(Task description) Output the number of lines in the entries below with the string "Jest" in them, and nothing further.

(Data supplied)
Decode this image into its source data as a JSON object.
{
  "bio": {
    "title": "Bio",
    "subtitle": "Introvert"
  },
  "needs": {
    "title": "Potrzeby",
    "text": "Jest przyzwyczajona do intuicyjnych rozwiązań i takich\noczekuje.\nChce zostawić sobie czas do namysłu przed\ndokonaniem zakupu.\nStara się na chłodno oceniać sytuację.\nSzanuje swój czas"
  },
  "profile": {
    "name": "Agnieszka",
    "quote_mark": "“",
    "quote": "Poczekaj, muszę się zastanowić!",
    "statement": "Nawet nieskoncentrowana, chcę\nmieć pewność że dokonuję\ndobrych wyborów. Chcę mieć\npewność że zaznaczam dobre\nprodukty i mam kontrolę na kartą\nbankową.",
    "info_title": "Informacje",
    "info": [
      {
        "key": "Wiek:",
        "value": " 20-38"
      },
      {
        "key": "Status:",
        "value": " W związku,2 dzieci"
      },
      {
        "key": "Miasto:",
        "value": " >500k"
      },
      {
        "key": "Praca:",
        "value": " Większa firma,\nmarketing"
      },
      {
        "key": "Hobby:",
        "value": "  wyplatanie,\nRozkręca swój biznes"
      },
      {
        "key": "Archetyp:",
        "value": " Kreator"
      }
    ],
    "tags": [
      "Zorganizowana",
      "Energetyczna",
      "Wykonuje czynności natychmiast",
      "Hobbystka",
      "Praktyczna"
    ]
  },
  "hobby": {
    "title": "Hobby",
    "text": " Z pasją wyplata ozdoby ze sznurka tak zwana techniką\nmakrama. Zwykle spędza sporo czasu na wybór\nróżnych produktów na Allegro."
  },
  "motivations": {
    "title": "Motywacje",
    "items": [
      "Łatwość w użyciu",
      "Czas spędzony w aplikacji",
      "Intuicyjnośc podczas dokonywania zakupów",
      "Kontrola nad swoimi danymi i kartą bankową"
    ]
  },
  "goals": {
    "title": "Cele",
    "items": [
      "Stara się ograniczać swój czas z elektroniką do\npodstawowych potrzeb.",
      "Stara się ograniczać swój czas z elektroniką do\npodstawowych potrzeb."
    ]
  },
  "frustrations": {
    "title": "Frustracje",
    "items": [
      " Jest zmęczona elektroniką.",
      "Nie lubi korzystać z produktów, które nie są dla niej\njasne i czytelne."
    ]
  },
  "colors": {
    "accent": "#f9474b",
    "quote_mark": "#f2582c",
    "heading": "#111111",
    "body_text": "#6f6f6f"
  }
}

(Output for this task) 2